See Common_plugs_and_connectors#Lightbulbs

Other notes

On angle

See e.g. DIY_optics_notes#PAR_spot


"You shouldn't touch lightbulbs"

This article/section is a stub — probably a pile of half-sorted notes, is not well-checked so may have incorrect bits. (Feel free to ignore, fix, or tell me)

Yes, but only really for halogen bulbs, and then only a subset of them.


In the realm of lightbulbs, halogen bulbs are one of a few that specifically uses quartz glass, because quartz can deal with higher pressure and temperatures.

Note that some quartz designs don't need to, or use an additional regular-glass envelope around the quartz envelope (in part to protect against large temperature differences), in which case the below doesn't apply.

Apparently applies less to a lot of professional high-powered lighting, in that much of that uses hardglass.

But unless you can reliably tell, it's good habit / rule of thumb to not touch anything that looks halogen.


When using quartz glass, there are two extra things that can happen.

One is devitrification, a change of the crystal structure from a more random to a more crystalline form.
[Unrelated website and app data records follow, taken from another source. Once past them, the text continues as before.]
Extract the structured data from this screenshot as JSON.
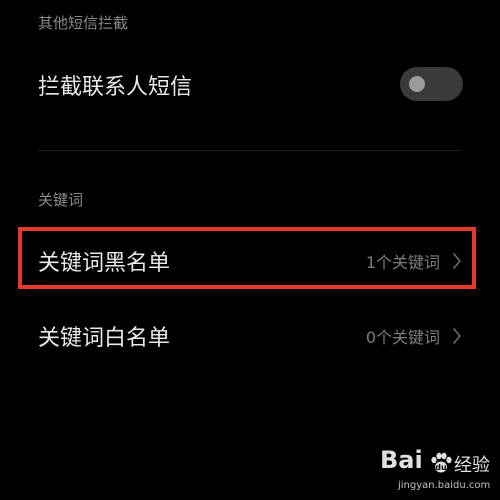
{
  "sections": {
    "other_intercept": {
      "header": "其他短信拦截",
      "intercept_contacts": {
        "label": "拦截联系人短信",
        "enabled": false
      }
    },
    "keywords": {
      "header": "关键词",
      "blacklist": {
        "label": "关键词黑名单",
        "value": "1个关键词"
      },
      "whitelist": {
        "label": "关键词白名单",
        "value": "0个关键词"
      }
    }
  },
  "watermark": {
    "logo": "Bai",
    "text": "经验",
    "url": "jingyan.baidu.com"
  },
  "colors": {
    "background": "#000000",
    "highlight": "#e53a2b",
    "toggle_track": "#3a3a3a",
    "toggle_knob": "#9b9b9b"
  }
}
In glass this happens more easily with higher temperatures, and/or when there is a nucleation center for a crystalline structure to start growing, which happens more easily when there are surface impurities.

Because of crystal properties of clear quartz, this will easily make it look cloudier, which is not very useful in a lightbulb.

Devitrification by itself barely affects bulb life, though.


The fat and protein from your fingers could create hot spots - which puts a temperature differential and thereby the amount of stress while it heats, probably breaking it sooner, sometimes much.

In theory, a little oil may just burn and sputter off soon enough - it's more that in some cases it could sort of etch itself in.